Some lines in the entries contain the word "will". Copy all of them.

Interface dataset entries
---

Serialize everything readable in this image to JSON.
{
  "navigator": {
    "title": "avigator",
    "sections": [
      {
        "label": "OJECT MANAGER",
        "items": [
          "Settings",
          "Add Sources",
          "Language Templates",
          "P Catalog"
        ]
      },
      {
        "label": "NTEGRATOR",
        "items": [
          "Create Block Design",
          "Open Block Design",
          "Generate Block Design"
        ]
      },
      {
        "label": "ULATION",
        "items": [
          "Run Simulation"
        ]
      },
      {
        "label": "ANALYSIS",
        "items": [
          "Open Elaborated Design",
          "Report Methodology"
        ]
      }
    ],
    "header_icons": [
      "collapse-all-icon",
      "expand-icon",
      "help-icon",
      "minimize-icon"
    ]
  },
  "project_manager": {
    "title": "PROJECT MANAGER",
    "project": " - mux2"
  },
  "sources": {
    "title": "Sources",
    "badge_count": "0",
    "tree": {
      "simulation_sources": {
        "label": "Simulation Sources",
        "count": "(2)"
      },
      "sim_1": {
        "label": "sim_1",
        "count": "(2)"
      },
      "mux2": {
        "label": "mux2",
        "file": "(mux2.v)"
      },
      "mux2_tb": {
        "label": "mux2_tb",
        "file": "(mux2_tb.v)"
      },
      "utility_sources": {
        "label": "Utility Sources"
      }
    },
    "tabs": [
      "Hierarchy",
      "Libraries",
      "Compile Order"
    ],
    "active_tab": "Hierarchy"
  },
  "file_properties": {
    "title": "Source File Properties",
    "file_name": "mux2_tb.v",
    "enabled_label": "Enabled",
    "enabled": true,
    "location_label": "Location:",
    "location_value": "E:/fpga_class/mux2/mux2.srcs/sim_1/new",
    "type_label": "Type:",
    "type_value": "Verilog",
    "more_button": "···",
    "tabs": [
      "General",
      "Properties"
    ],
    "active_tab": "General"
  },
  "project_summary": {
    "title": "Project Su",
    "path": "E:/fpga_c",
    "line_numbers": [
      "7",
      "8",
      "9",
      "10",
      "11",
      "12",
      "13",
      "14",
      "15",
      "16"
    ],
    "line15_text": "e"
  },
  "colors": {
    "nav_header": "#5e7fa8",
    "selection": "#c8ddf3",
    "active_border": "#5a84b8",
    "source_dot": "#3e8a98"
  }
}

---

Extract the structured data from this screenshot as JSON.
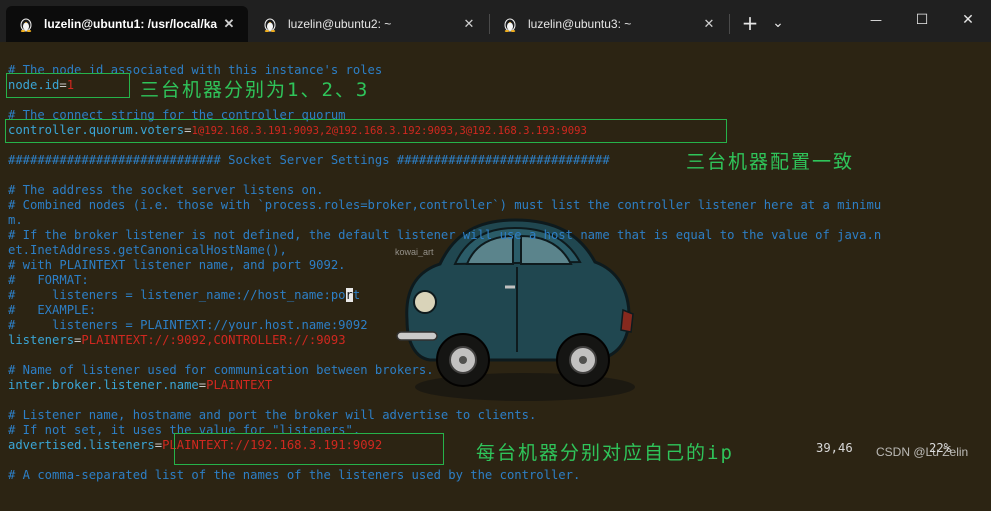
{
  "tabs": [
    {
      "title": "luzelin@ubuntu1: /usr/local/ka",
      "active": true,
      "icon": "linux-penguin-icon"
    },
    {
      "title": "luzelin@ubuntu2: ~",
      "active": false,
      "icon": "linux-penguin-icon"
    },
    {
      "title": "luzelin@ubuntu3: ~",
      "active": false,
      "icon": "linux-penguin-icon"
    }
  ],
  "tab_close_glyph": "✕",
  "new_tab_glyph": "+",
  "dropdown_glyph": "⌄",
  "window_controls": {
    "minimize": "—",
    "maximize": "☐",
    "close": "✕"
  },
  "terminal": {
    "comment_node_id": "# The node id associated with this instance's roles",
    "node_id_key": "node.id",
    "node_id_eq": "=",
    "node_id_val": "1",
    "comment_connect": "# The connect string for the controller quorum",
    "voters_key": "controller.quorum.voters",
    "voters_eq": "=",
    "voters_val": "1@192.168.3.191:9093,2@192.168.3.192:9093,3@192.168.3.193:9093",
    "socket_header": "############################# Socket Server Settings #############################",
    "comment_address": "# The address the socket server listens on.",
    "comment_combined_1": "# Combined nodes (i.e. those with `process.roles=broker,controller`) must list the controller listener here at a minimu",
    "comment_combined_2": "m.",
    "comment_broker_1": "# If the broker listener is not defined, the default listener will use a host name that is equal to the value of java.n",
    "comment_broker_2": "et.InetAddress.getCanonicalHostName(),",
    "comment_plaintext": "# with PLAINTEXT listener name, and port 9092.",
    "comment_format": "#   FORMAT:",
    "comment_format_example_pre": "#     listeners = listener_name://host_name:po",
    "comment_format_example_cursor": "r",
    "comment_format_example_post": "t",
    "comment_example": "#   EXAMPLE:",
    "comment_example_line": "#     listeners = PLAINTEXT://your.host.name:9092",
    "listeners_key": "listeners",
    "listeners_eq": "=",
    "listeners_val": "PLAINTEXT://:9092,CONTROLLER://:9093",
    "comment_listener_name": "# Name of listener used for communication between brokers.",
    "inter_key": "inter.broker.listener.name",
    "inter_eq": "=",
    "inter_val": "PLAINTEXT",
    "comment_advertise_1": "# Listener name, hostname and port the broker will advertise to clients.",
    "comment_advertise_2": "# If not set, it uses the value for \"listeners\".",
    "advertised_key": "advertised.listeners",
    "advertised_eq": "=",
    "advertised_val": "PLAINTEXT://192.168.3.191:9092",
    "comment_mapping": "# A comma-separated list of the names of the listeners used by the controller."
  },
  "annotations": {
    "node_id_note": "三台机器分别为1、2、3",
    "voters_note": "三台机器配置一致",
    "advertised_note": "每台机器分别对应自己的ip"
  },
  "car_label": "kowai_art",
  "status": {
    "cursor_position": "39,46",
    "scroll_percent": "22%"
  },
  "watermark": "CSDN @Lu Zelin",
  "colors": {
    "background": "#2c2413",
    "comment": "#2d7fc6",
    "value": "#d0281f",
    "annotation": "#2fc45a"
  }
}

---

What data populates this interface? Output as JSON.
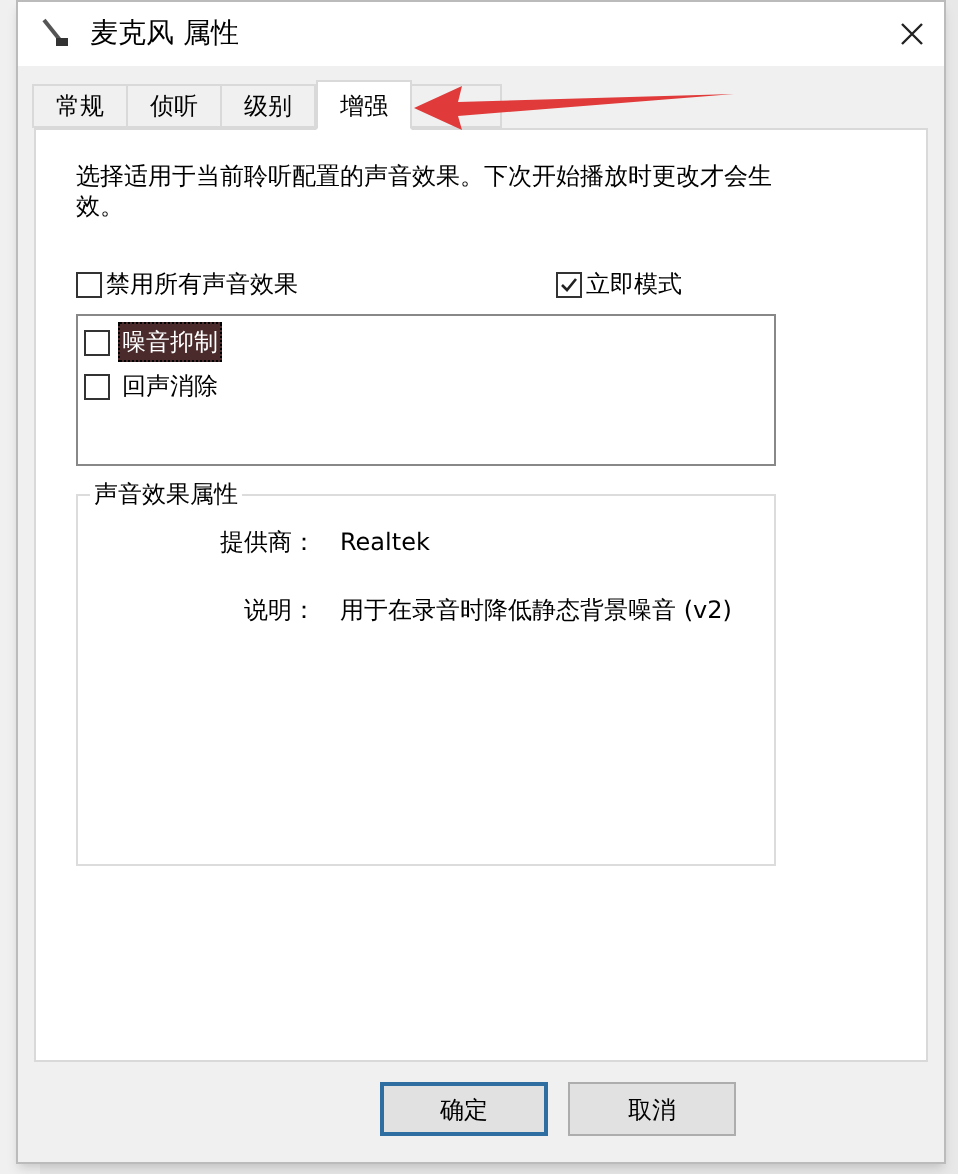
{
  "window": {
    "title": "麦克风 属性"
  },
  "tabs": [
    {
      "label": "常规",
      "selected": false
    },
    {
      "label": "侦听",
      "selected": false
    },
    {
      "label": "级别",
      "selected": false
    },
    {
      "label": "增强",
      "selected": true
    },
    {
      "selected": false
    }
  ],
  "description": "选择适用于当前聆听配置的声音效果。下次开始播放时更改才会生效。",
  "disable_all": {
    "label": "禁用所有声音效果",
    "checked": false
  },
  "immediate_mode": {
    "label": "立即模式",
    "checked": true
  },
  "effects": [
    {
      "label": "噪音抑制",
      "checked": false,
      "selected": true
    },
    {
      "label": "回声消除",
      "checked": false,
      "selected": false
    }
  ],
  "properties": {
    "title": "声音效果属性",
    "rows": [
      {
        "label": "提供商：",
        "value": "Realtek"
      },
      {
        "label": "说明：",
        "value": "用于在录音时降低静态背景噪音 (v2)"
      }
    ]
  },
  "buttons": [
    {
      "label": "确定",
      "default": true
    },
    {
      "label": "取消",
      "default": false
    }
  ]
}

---

RESPONSE FOR THIS EXERCISE:
    "comment_broker_1": "# If the broker listener is not defined, the default listener will use a host name that is equal to the value of java.n",
    "comment_advertise_1": "# Listener name, hostname and port the broker will advertise to clients.",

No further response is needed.